What do I intend when I write?
This is more straightforward because the answer hasn’t changed in fifteen years. For me, authorial intent comes down to one thing: I want to understand.
The first story I ever wrote was a vignette called “Passing Unnoticed”. It’s never been published and likely never will be. It’s nothing more than a moment between a tired, jaded young woman and a tired, hopeful old man. It’s not an erotic story, but there is a sexual tension to it that stems from their recognition of something in the other. I wrote that first story because I was struggling to understand two halves of a coin—how do you go on when you want to let go; and how do you let go when you know your life is done?
I still don’t have the answers to those questions. Sadly, writing that story didn’t give me access to universal wisdom. What it did give me was a window into small, specific truths, which I used to explore my questions through small, specific characters. As with so many things, there is no one answer—there are as many answers as there are people to ask questions. So I started asking more questions and I wrote stories for each:
What do you do when you find the child you thought you’d lost?

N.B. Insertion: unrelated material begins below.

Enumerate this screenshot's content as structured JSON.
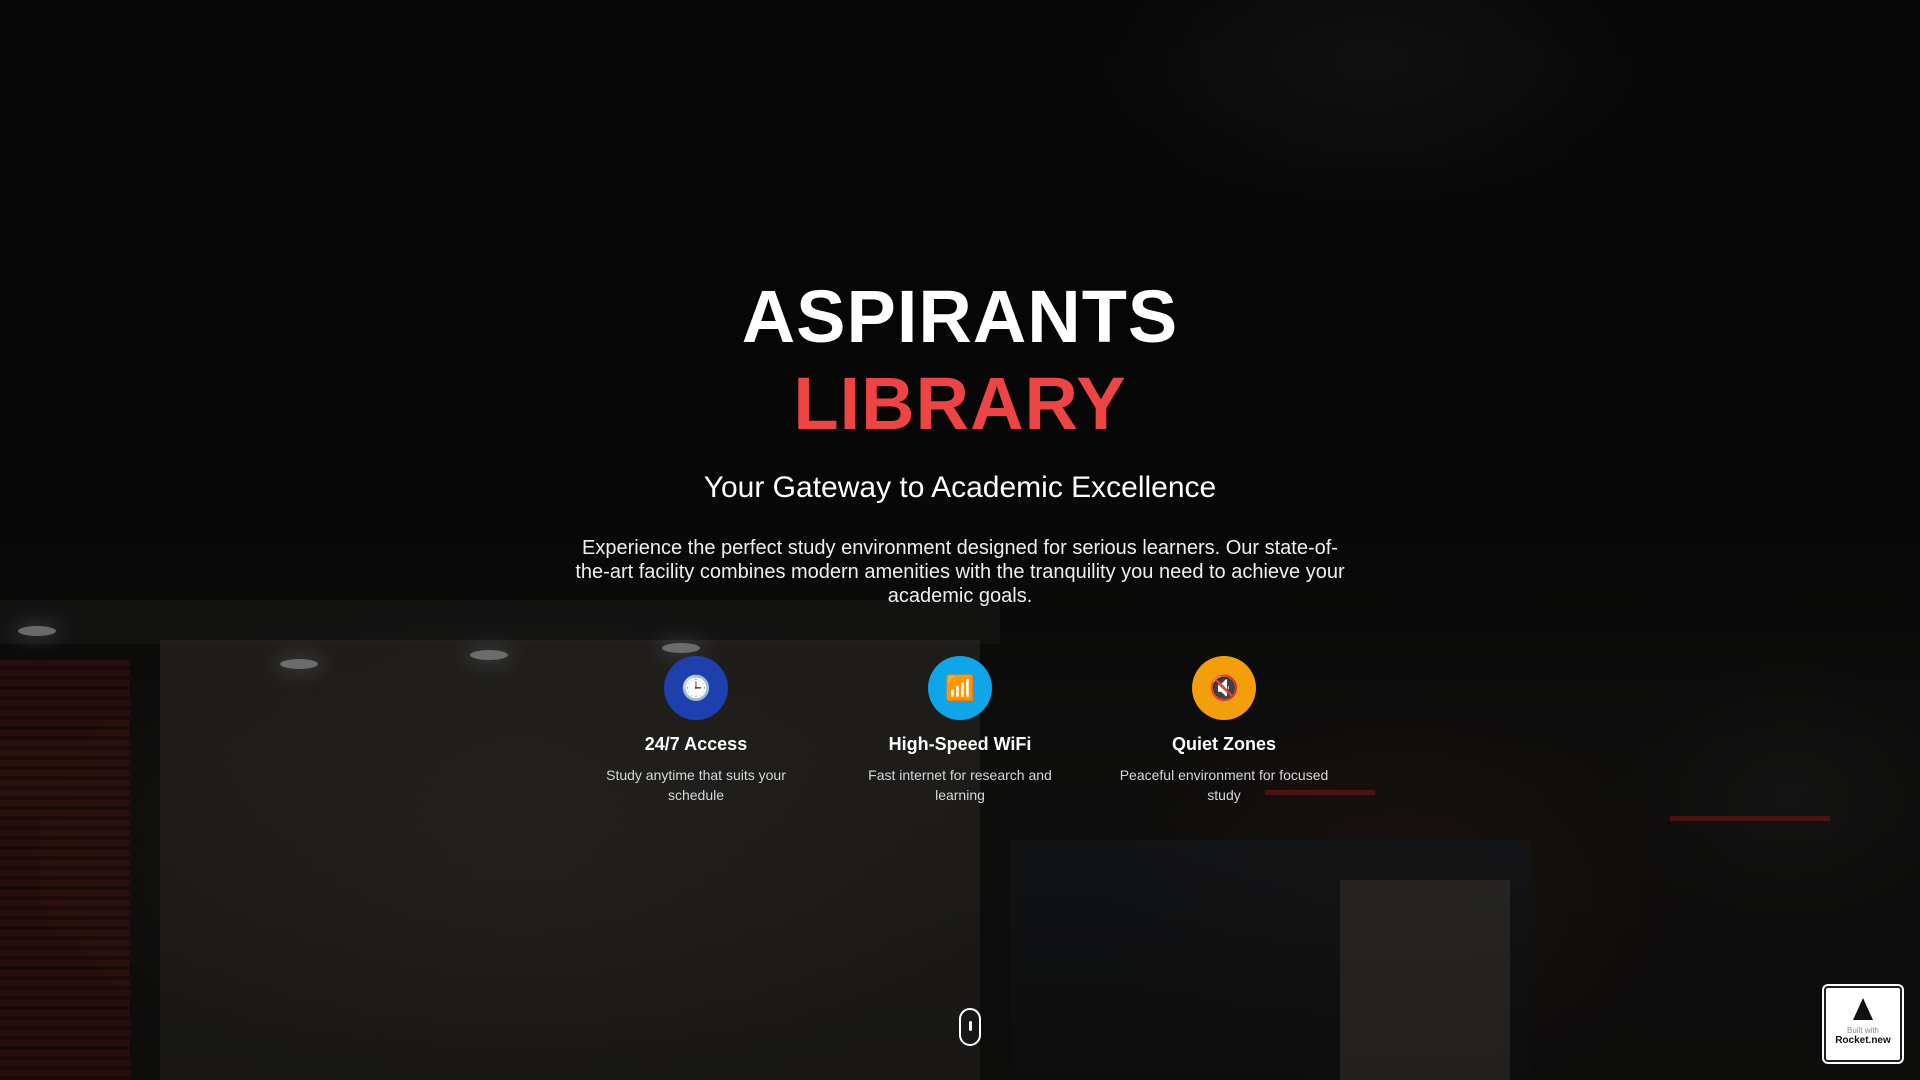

What do you do when your perception is dangerously wrong?
What do you do when your own nature is trying to kill you?
What do you do when you realize that you’re fundamentally alone?
That’s why I started writing – to explore questions like that so I could try to understand what it is to live. Fast forward 12 years.

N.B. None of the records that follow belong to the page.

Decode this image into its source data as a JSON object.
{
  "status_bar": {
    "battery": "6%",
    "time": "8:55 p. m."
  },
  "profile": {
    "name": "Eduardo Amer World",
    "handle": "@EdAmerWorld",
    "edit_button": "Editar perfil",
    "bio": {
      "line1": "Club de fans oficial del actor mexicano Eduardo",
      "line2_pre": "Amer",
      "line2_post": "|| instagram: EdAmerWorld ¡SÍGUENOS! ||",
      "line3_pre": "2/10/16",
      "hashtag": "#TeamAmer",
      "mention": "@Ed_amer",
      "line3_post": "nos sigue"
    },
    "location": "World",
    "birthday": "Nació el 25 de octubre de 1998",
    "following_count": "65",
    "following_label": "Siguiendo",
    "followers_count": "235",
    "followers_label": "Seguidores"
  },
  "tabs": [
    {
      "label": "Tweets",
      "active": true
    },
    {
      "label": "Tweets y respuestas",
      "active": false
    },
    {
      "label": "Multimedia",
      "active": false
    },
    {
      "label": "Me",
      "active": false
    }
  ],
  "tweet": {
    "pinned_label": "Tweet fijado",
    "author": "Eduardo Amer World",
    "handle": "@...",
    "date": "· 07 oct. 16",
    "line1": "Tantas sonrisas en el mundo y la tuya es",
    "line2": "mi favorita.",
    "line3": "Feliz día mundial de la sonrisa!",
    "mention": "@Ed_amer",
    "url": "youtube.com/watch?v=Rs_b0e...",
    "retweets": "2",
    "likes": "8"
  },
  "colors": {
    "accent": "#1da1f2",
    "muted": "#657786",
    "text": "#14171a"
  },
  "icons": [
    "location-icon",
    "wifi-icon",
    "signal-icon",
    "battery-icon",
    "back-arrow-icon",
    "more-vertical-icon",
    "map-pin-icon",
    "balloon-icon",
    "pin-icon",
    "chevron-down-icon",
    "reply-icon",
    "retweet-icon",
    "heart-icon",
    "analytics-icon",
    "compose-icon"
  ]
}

I’d always written erotic stories, but only for myself. My intention in writing them was to explore my fantasies and turn myself on. My intention didn’t change when I began submitting to erotica calls, except that now I also wanted to turn the reader on. At that point, my writing had two different purposes: the literary was for exploration and the sexual was for titillation. It wasn’t until about a year ago that this began to change.

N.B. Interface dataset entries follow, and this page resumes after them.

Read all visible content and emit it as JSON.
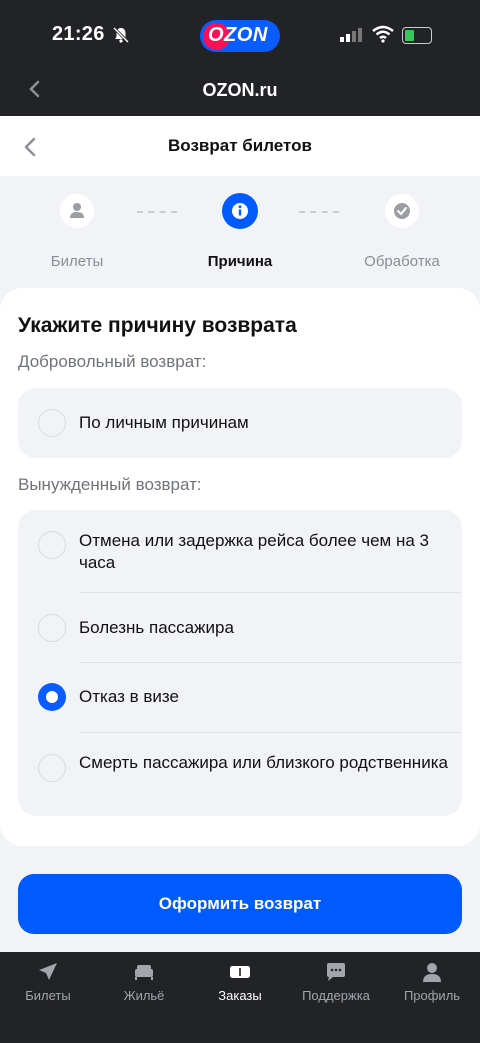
{
  "status_bar": {
    "time": "21:26"
  },
  "browser": {
    "logo_text": "OZON",
    "url": "OZON.ru"
  },
  "header": {
    "title": "Возврат билетов"
  },
  "stepper": {
    "steps": [
      {
        "label": "Билеты",
        "state": "done"
      },
      {
        "label": "Причина",
        "state": "current"
      },
      {
        "label": "Обработка",
        "state": "pending"
      }
    ]
  },
  "form": {
    "title": "Укажите причину возврата",
    "voluntary_label": "Добровольный возврат:",
    "voluntary_options": [
      {
        "label": "По личным причинам",
        "selected": false
      }
    ],
    "forced_label": "Вынужденный возврат:",
    "forced_options": [
      {
        "label": "Отмена или задержка рейса более чем на 3 часа",
        "selected": false
      },
      {
        "label": "Болезнь пассажира",
        "selected": false
      },
      {
        "label": "Отказ в визе",
        "selected": true
      },
      {
        "label": "Смерть пассажира или близкого родственника",
        "selected": false
      }
    ],
    "submit_label": "Оформить возврат"
  },
  "tabbar": {
    "items": [
      {
        "label": "Билеты",
        "icon": "plane-icon",
        "active": false
      },
      {
        "label": "Жильё",
        "icon": "bed-icon",
        "active": false
      },
      {
        "label": "Заказы",
        "icon": "ticket-icon",
        "active": true
      },
      {
        "label": "Поддержка",
        "icon": "chat-icon",
        "active": false
      },
      {
        "label": "Профиль",
        "icon": "user-icon",
        "active": false
      }
    ]
  },
  "colors": {
    "accent": "#005bff",
    "brand_pink": "#f91155",
    "dark_bar": "#222326"
  }
}
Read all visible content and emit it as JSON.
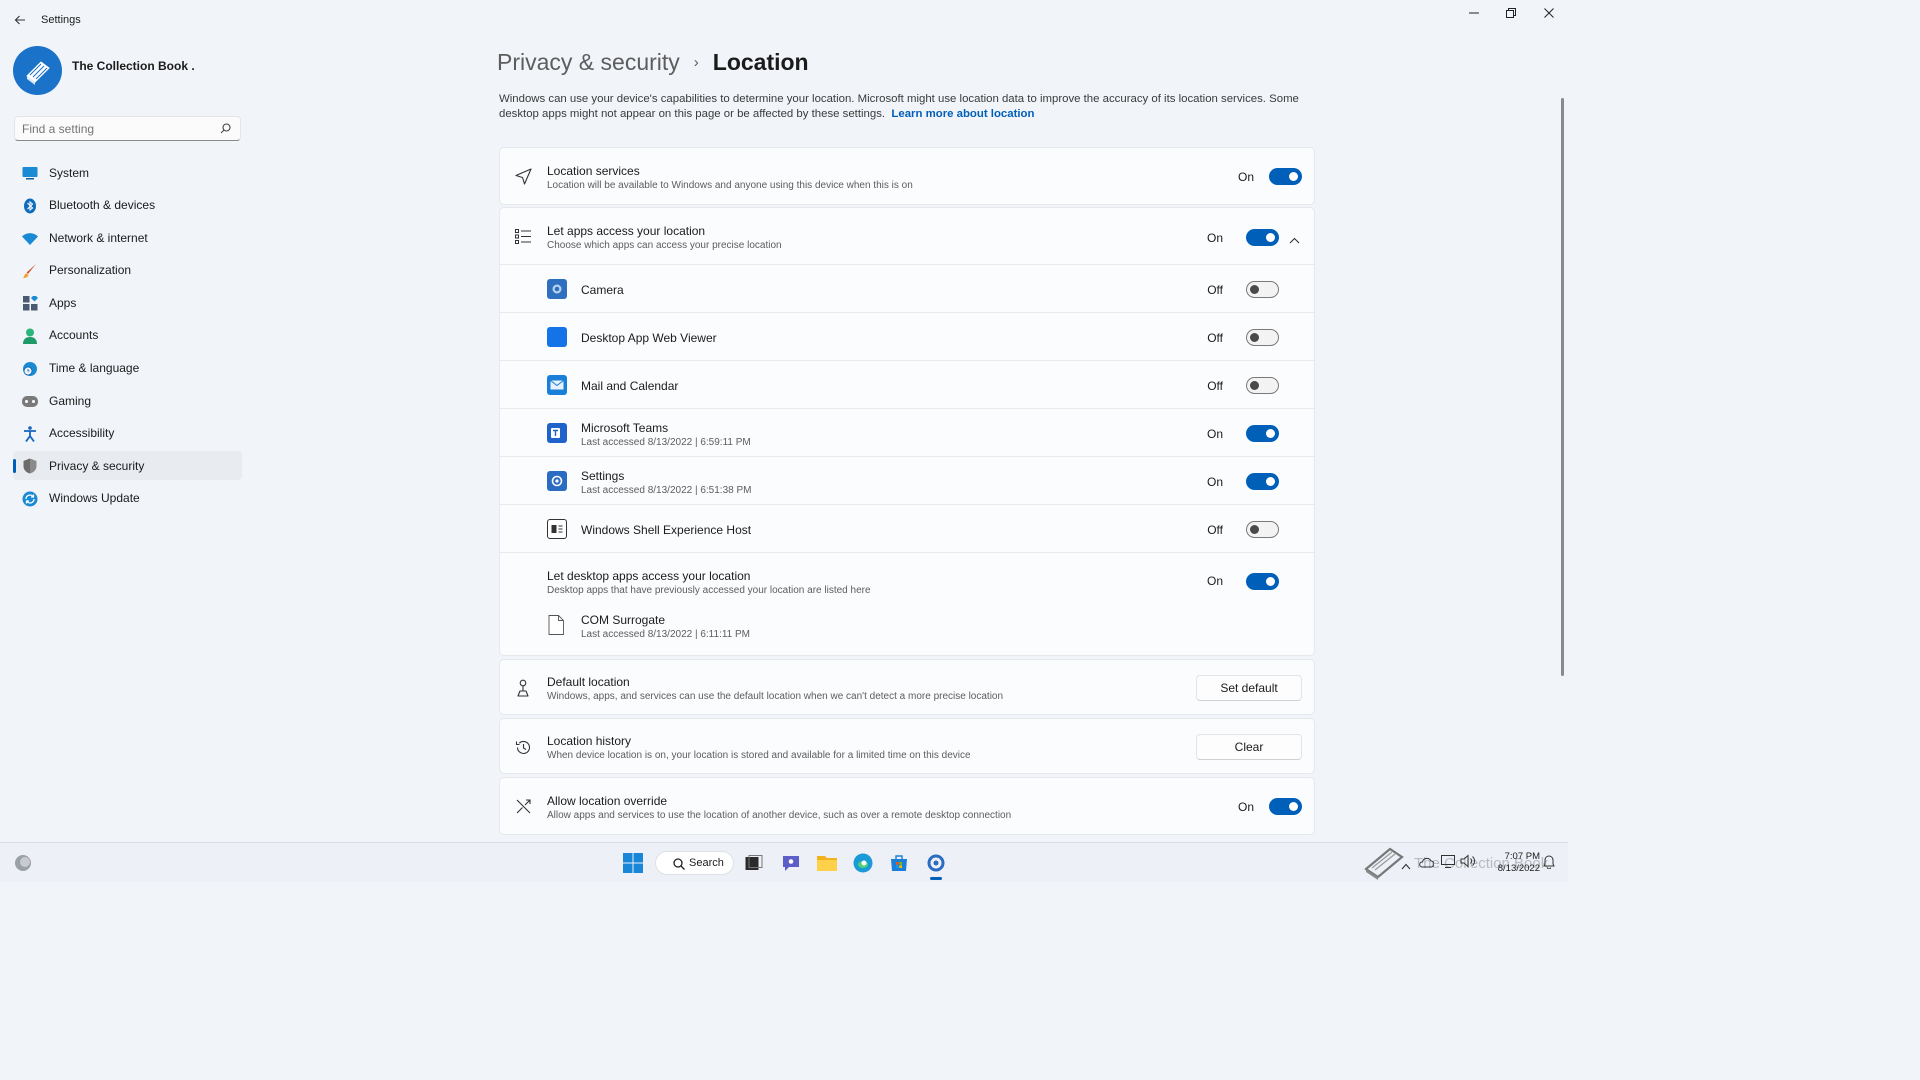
{
  "window": {
    "title": "Settings",
    "controls": [
      "minimize",
      "restore",
      "close"
    ]
  },
  "profile": {
    "name": "The Collection Book ."
  },
  "search": {
    "placeholder": "Find a setting"
  },
  "sidebar": {
    "items": [
      {
        "label": "System",
        "icon": "monitor-icon",
        "color": "#1a8ad4"
      },
      {
        "label": "Bluetooth & devices",
        "icon": "bluetooth-icon",
        "color": "#0f6cbd"
      },
      {
        "label": "Network & internet",
        "icon": "wifi-icon",
        "color": "#1a8ad4"
      },
      {
        "label": "Personalization",
        "icon": "brush-icon",
        "color": "#d65a31"
      },
      {
        "label": "Apps",
        "icon": "apps-icon",
        "color": "#4a5a70"
      },
      {
        "label": "Accounts",
        "icon": "person-icon",
        "color": "#2bb57a"
      },
      {
        "label": "Time & language",
        "icon": "globe-clock-icon",
        "color": "#1a8ad4"
      },
      {
        "label": "Gaming",
        "icon": "gamepad-icon",
        "color": "#6b6b6b"
      },
      {
        "label": "Accessibility",
        "icon": "accessibility-icon",
        "color": "#1565c0"
      },
      {
        "label": "Privacy & security",
        "icon": "shield-icon",
        "color": "#6b6b6b",
        "active": true
      },
      {
        "label": "Windows Update",
        "icon": "update-icon",
        "color": "#1a8ad4"
      }
    ]
  },
  "breadcrumb": {
    "parent": "Privacy & security",
    "separator": "›",
    "current": "Location"
  },
  "intro": {
    "text": "Windows can use your device's capabilities to determine your location. Microsoft might use location data to improve the accuracy of its location services. Some desktop apps might not appear on this page or be affected by these settings.",
    "link": "Learn more about location"
  },
  "location_services": {
    "title": "Location services",
    "subtitle": "Location will be available to Windows and anyone using this device when this is on",
    "state": "On"
  },
  "app_access": {
    "title": "Let apps access your location",
    "subtitle": "Choose which apps can access your precise location",
    "state": "On",
    "apps": [
      {
        "name": "Camera",
        "last": "",
        "state": "Off",
        "icon": "camera-icon"
      },
      {
        "name": "Desktop App Web Viewer",
        "last": "",
        "state": "Off",
        "icon": "web-viewer-icon"
      },
      {
        "name": "Mail and Calendar",
        "last": "",
        "state": "Off",
        "icon": "mail-icon"
      },
      {
        "name": "Microsoft Teams",
        "last": "Last accessed 8/13/2022  |  6:59:11 PM",
        "state": "On",
        "icon": "teams-icon"
      },
      {
        "name": "Settings",
        "last": "Last accessed 8/13/2022  |  6:51:38 PM",
        "state": "On",
        "icon": "settings-gear-icon"
      },
      {
        "name": "Windows Shell Experience Host",
        "last": "",
        "state": "Off",
        "icon": "shell-host-icon"
      }
    ],
    "desktop": {
      "title": "Let desktop apps access your location",
      "subtitle": "Desktop apps that have previously accessed your location are listed here",
      "state": "On",
      "apps": [
        {
          "name": "COM Surrogate",
          "last": "Last accessed 8/13/2022  |  6:11:11 PM",
          "icon": "file-icon"
        }
      ]
    }
  },
  "default_location": {
    "title": "Default location",
    "subtitle": "Windows, apps, and services can use the default location when we can't detect a more precise location",
    "button": "Set default"
  },
  "location_history": {
    "title": "Location history",
    "subtitle": "When device location is on, your location is stored and available for a limited time on this device",
    "button": "Clear"
  },
  "location_override": {
    "title": "Allow location override",
    "subtitle": "Allow apps and services to use the location of another device, such as over a remote desktop connection",
    "state": "On"
  },
  "taskbar": {
    "search_label": "Search",
    "time": "7:07 PM",
    "date": "8/13/2022",
    "watermark": "The Collection Book"
  },
  "colors": {
    "accent": "#005fb8",
    "background": "#f1f4f9",
    "card": "#fbfcfd"
  }
}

When I wrote “The Second Letter” I wasn’t thinking about turning anyone on. I was thinking about what happens when you compromise yourself for something you desperately want. In other words, I was asking a question: How do you recover a self you’ve willingly given up? That was the first time I consciously engaged a question through a sexual lens. (I’d been doing it subconsciously for years, but never with intent).
After that, my intent began to stray. I became less deliberately concerned with arousal, and more concerned with trying to understand, because sex is really effective way to engage the human experience. I’d been so caught up in the demands of the market that I created a divide in my writing where one didn’t have to exist. I could write about sex in the same way that I write about everything else, which was exciting because sex is the easiest and most natural way for me to engage the questions I tend to explore in fiction.
The authors who inspire me—Angela Carter, Sarah Waters, Marguerite Duras, Anais Nin—undermine that same dichotomy. Their work explores what is is to live, love, hate, and hurt, and they do so beautifully (and arousingly) with sex. They’re a sort of intersection between the literary and erotic. Realizing that gave me permission to integrate my authorial intents, so now what I intend when I write about sex is the same thing that I intend when I write—I want to understand. If my stories turn someone on along the way, that’s wonderful. That makes me genuinely happy. But I no longer feel compelled to engineer that affect the way I used to.
I realize the phrase “engineer that affect” could be easily misinterpreted. I don’t think writing to get a reader off is in any way less valid than writing for some other purpose. If that’s your passion, that’s what you should do. There is a sensitivity between writers on either side of the porn vs. erotica debate, just as there is contention along the commercial vs. literary divide in mainstream publishing, and that divide has become increasingly pronounced in the post-FSOG erotica.
Recently, Remittance Girl wrote a searing analysis of what the erotica market has become, while Tamsin Flowers examined the market issue with a pragmatic, unflinching eye. Each piece looks at the issue from a different angle—Remittance Girl’s from the literary, and Tamsin’s from the commercial. Interestingly, both come to similar conclusions—that erotica is no longer what it was and that authors dissatisfied with the market as it is would be best served by writing in a new or different genre.
I highly recommend both articles. They’re prompting important discussions regardless of how or why you write because, for me, there is no value judgment in being a commercial vs. a literary writer. It’s simply a question of where your work fits.
These two pieces prompted me to think about authorial intent because understanding why you write about sex can help you understand where your work does or does not fit. And yes, it’s true that writers write for more than one reason, but there’s usually one overarching motivation that drives the majority of your work. Do you write predominantly to turn the reader on? Or do you write for other reasons—to explore, understand, critique or examine everything from socio-cultural issues to love, death and what it is to be human?
If the former, your wheelhouse is very likely in the commercial realm. If the latter, perhaps you fit into the historical definition of literary erotica. Either is valid. The point is that knowing where your intent and passion lie (even if only from piece to piece) means being able to position your work appropriately.
For my part, knowing that my primary intention is to understand rather than turn-on helps me make larger choices—am I willing to compromise to get commercially published? Am I willing to publish less widely to love what I write? And how can I get my work to readers who want it? Because that’s important too. Readers are the other half of the equation – without readers, I can write to understand all I like, but it’s a self-serving exercise if I can’t connect with someone else.
For me, compromise feels uncomfortable, because in order succeed in a commercial market, I’d have to write away from my natural intent, which means that I’ll very likely have to find different ways of getting eyes on my work. That’s a good thing to know. It will allow me to write in the way that is most satisfying to me, without wasting emotional energy banging at a door that won’t open.
For authors whose work fits cleanly into a market, that a wonderful thing and I hope you take advantage of it. However, those of us with less clear cut paths have to be flexible and creative in pursuing new ways to connect readers with our work. In the end, all I really want is to pursue my intent and match my work to as many readers as I can. I would love for other writers to be able do the same.